- _Raw data_
++++++
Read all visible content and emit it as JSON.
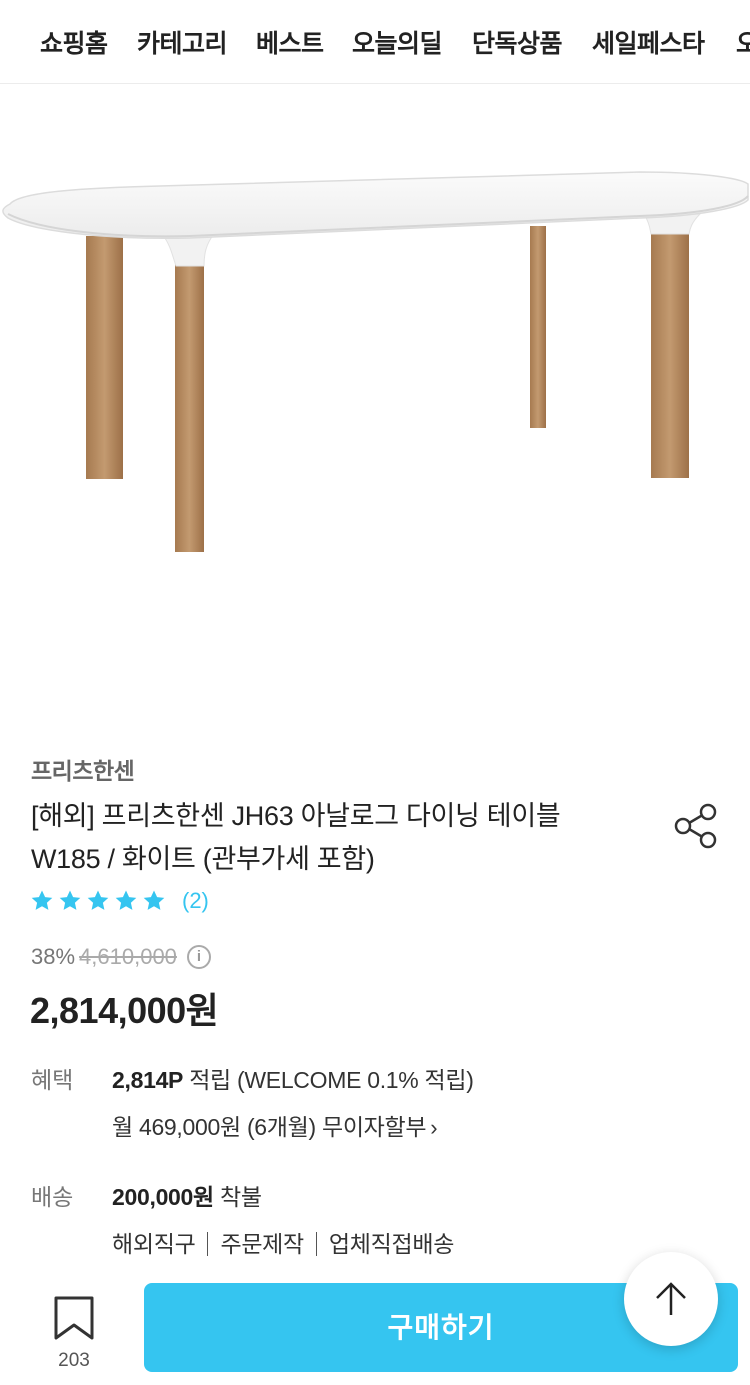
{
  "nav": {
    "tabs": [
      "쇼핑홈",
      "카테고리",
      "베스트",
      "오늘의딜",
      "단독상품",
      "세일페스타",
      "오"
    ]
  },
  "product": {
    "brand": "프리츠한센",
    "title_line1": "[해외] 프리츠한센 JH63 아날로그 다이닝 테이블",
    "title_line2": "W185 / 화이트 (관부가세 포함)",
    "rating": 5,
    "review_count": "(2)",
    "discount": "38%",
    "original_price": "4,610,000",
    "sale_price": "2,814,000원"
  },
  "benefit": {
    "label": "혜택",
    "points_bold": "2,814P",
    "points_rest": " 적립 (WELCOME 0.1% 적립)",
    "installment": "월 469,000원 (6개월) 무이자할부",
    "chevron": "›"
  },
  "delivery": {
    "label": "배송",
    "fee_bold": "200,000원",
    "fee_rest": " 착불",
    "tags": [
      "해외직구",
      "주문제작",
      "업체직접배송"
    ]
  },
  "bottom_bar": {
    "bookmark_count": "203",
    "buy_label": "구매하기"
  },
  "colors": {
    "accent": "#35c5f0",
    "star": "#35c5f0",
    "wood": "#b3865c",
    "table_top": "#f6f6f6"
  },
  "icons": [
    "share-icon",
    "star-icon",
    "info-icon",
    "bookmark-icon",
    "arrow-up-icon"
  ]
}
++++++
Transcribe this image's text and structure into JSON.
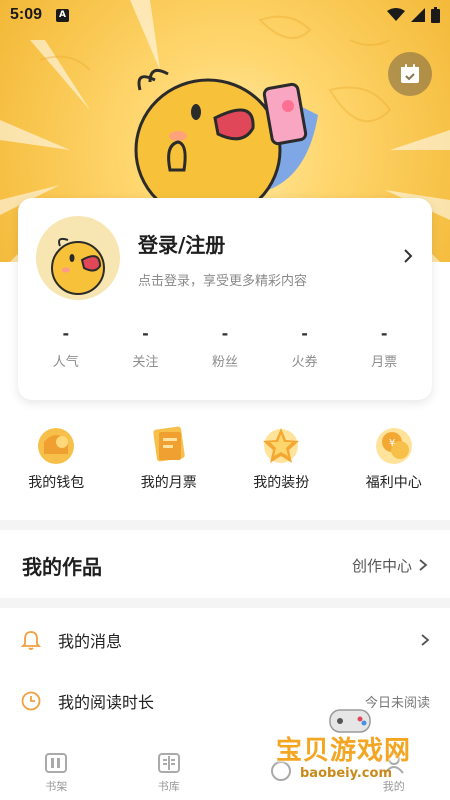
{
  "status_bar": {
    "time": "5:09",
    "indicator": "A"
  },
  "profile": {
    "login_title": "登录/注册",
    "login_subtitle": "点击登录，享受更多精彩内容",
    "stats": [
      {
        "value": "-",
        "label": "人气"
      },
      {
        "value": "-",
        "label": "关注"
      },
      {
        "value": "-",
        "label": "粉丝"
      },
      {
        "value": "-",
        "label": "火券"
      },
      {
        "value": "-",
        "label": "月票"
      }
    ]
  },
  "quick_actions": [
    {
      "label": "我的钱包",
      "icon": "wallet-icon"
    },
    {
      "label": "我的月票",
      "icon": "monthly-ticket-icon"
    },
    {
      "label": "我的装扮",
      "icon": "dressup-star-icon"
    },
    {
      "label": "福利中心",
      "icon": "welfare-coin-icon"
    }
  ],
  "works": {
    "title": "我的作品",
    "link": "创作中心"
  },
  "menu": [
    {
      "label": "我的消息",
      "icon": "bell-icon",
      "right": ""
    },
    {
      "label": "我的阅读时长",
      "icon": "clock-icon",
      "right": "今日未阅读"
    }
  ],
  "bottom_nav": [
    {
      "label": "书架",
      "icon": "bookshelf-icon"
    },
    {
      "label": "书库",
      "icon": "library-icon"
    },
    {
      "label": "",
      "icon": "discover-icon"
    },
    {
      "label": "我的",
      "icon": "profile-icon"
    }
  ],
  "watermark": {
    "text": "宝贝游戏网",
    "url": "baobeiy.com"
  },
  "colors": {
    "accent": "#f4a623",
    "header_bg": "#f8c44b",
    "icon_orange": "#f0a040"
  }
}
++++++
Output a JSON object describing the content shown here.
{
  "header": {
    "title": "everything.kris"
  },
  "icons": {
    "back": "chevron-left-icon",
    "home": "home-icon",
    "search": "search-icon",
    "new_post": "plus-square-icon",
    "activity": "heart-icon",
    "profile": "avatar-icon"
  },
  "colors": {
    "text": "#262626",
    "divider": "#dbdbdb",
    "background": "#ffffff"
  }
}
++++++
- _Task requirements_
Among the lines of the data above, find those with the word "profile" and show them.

- _Task output_
  "profile": {
      "icon": "profile-icon"
    "profile": "avatar-icon"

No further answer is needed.